I don't have a Mazda, but could suggest a couple of ideas. Leaks can be a pain to locate, especially in the cramped engine compartment of a mini van.These were designed to be assembled by the factory, not to be easily worked on later. Are the heater hose lines from your engine to the heater core at the rear of the engine to the fire wall OK? Run you hands along them and see if you get your fingers wet. You could have a leak there. Is the freeze plug on the engine block OK and not leaking? My Plymouth van had a freeze plug on the block that leaked and I had to replace one. (Real pain) I also had a water pump fail. My water pump was operated by the cam belt. When the bearing fails, the first indication is a small leak. On my vehicle, there was a small passage that would allow fluid to leak near the rear of side of the engine on the passenger side next to the crankshaft pulley. This was designed to keep the fluid off the timing belt. Mine dripped along the casting and dripped on the ground which made it appear to be coming from someplace else.You will have to get under the vehicle with a light to do a more detailed inspection to get an idea of where the leak is coming from. Depending on your mechanical experience, you might want to have a trusted service station take a look. Just remember, you don't have to have the work done if you don't want to, but they may require an inspection fee.Ask up front. As far as the overheating you might be low on fluid.Make sure you stay on top of the leak by filling up the radiator over flow bottle and the radiator itself.Do not check the radiator when hot.When the engine is cool, you can remove the radiator cap and fill the radiator directly up with a 50/50 mix of coolant and distilled water if needed.Some coolant is also offered already premixed 50/50 at an auto part store.After filling, with the cap still off, start the engine and turn on your heater to full hot.The pump will lower the coolant level in the radiator as it pushes it through your heater core and engine.Add more fluid until full.When the engine worms up, the fluid will start to expand and start to overflow.Quickly reinstall the cap.Doing this should remove most of the air from your system and take care of your overheating.(I am assuming your pump is working, radiator fan is working, thermostat is opening, and your radiator is not clogged).When your radiator is full of coolant, you can then keep up with the leak demand if it is not excessive by filling up your overflow as needed until your leak is fixed. Again, leaks can be a pain to find. I would look for:

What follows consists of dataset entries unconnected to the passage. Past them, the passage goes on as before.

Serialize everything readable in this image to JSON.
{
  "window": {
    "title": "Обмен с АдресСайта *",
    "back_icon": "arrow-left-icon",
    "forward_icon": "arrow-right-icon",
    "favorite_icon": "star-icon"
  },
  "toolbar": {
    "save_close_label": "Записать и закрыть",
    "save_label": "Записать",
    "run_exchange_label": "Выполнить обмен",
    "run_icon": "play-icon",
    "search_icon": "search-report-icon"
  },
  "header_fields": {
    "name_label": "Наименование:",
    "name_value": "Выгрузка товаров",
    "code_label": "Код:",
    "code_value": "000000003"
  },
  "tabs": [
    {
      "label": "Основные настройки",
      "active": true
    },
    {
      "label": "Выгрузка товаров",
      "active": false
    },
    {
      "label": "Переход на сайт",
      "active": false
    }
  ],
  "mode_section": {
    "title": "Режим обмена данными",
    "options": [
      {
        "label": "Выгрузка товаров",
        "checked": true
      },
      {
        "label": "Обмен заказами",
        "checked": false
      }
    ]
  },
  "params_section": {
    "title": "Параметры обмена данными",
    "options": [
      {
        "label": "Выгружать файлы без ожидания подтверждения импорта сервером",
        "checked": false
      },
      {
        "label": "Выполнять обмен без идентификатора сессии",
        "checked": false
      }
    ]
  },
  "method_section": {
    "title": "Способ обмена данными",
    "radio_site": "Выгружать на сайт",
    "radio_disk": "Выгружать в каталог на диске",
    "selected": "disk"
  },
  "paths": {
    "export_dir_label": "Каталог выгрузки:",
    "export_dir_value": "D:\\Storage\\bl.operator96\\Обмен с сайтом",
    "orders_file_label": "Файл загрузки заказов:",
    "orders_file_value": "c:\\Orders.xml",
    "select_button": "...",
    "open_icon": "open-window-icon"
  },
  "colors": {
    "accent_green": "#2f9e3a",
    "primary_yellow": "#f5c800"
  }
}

·Leaky heater hoses
·Replace radiator cap if over 7 year old
·Overflow bottle has a leak??
·Water pump on engine has a worn bearing and the weep hole is allowing fluid out to indicate a worn out bearing. Overheat problem:(check in order)
·Leak has caused a large volume of air to enter engine coolant system and it needs to be filled back up.
·Cooling fan on radiator not working.
·Engine thermostat not operating.
I hope these suggestions help you find your leak and deal with your overheating problem.
This could have several causes. Is the coolant tank full? Is the coolant relatively fresh and a 50/50 mix of water and antifreeze? Does the heat gauge jump up to hot and then fall back rapidly at some point or just rise and keep climbing? If so, it is the thermostat. Is there a leak evident under the car? If so, it could be a bad water pump. The water pump has a small weep hole and if there is water at that point the pump needs to be replaced. If none of this is the cause, then it could be a plugged radiator or a faulty cap located on the radiator or the coolant overflow tank.